▶

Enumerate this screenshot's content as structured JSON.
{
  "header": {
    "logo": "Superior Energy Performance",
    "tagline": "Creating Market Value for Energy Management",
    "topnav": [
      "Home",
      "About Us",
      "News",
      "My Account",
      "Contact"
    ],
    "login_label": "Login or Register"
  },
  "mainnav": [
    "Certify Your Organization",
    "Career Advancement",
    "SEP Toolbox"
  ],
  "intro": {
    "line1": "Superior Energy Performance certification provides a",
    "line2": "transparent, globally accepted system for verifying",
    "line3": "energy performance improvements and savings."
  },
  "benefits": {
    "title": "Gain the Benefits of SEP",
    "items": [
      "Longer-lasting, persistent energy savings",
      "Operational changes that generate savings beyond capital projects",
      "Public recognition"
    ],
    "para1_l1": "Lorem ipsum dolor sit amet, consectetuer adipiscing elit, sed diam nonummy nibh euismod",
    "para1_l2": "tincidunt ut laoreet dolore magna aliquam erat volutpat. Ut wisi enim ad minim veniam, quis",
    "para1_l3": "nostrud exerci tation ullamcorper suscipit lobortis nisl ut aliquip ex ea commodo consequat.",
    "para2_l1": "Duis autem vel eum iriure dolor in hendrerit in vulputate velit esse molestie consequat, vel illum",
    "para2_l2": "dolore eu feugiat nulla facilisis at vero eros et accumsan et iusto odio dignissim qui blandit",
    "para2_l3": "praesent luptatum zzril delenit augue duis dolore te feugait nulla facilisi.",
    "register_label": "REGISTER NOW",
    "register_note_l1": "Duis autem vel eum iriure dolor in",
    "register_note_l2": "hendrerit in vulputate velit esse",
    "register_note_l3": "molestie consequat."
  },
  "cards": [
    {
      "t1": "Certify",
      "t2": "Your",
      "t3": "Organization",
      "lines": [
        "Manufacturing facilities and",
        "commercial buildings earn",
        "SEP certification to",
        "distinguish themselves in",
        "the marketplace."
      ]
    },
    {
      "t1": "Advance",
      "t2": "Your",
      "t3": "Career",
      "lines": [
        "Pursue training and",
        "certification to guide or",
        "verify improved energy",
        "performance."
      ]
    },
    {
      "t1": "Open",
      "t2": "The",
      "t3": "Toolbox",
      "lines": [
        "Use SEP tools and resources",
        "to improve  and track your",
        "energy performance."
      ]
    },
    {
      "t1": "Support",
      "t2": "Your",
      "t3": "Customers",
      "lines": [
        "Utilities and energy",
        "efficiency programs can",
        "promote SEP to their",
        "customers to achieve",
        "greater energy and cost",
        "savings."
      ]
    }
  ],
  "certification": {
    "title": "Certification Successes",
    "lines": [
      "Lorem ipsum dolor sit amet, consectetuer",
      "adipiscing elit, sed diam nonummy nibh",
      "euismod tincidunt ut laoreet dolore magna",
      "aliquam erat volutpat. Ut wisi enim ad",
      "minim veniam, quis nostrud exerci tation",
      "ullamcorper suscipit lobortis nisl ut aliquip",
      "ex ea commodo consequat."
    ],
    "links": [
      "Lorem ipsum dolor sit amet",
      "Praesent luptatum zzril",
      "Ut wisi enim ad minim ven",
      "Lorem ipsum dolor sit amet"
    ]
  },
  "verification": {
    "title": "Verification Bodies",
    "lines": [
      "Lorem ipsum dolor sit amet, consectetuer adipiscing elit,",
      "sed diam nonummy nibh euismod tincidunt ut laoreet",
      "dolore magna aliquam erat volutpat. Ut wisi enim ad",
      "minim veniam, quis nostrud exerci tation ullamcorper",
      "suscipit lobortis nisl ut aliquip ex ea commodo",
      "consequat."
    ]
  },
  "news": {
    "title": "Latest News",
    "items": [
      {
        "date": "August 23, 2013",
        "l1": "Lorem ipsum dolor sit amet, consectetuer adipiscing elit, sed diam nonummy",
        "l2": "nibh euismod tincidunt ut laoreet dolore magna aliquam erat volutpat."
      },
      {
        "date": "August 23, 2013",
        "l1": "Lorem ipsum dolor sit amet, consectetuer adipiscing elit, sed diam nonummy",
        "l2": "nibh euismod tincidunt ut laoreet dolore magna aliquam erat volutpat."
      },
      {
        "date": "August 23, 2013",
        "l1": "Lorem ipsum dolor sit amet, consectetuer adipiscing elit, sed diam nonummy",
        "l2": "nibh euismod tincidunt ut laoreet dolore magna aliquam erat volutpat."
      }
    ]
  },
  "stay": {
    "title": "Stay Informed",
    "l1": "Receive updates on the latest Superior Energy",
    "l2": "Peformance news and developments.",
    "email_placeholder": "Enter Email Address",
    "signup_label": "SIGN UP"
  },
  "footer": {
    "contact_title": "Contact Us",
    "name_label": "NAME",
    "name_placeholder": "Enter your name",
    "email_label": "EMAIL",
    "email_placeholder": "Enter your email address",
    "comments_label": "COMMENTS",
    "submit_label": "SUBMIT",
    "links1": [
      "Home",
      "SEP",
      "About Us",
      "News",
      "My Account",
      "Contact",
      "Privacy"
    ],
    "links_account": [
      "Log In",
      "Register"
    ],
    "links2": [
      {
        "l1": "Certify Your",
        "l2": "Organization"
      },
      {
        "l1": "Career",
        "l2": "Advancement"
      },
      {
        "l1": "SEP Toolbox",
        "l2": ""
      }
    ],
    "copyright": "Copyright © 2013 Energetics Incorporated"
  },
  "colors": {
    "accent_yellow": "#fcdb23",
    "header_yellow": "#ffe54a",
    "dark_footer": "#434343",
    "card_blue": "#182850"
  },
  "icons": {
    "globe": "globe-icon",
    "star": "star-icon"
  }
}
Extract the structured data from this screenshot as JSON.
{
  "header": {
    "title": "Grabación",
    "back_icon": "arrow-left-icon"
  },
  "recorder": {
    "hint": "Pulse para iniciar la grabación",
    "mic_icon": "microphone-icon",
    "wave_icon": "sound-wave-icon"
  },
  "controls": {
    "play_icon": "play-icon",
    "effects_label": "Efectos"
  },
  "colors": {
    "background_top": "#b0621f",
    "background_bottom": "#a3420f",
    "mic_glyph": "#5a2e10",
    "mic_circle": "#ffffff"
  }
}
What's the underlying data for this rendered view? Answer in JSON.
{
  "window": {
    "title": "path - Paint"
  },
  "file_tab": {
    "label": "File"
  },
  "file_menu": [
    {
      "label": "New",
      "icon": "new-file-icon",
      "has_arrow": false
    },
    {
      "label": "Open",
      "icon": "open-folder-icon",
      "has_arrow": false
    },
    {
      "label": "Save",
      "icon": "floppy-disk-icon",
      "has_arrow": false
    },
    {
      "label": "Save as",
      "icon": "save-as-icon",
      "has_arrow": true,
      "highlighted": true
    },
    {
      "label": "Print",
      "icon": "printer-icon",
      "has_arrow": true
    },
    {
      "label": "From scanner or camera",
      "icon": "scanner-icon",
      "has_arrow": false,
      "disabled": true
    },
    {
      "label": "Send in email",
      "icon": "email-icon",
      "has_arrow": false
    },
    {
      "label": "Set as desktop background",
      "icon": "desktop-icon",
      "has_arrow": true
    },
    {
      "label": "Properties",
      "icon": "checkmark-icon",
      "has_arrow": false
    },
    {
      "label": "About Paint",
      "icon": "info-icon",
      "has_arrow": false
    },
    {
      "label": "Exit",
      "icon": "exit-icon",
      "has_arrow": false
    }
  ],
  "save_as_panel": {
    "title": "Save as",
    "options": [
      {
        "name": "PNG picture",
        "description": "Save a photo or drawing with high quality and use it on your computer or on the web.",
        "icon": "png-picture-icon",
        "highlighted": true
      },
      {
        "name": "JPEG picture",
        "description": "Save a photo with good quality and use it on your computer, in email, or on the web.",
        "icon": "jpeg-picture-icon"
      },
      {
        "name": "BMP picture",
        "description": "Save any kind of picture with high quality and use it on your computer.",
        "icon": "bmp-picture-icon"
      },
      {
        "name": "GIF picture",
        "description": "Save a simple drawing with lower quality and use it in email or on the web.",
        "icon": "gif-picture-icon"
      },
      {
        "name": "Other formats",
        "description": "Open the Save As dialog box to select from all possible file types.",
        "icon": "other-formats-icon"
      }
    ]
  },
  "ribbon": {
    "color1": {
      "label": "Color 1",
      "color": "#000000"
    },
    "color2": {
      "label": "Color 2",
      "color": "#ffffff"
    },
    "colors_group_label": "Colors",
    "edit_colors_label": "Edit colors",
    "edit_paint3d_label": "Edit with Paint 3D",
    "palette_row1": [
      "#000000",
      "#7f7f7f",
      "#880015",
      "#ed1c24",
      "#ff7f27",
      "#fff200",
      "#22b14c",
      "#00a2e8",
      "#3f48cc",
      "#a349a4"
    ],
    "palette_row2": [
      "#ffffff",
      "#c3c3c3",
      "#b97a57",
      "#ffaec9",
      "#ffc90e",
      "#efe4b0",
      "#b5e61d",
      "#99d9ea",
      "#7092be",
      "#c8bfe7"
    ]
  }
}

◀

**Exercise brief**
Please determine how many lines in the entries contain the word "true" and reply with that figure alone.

**Output of the task**
6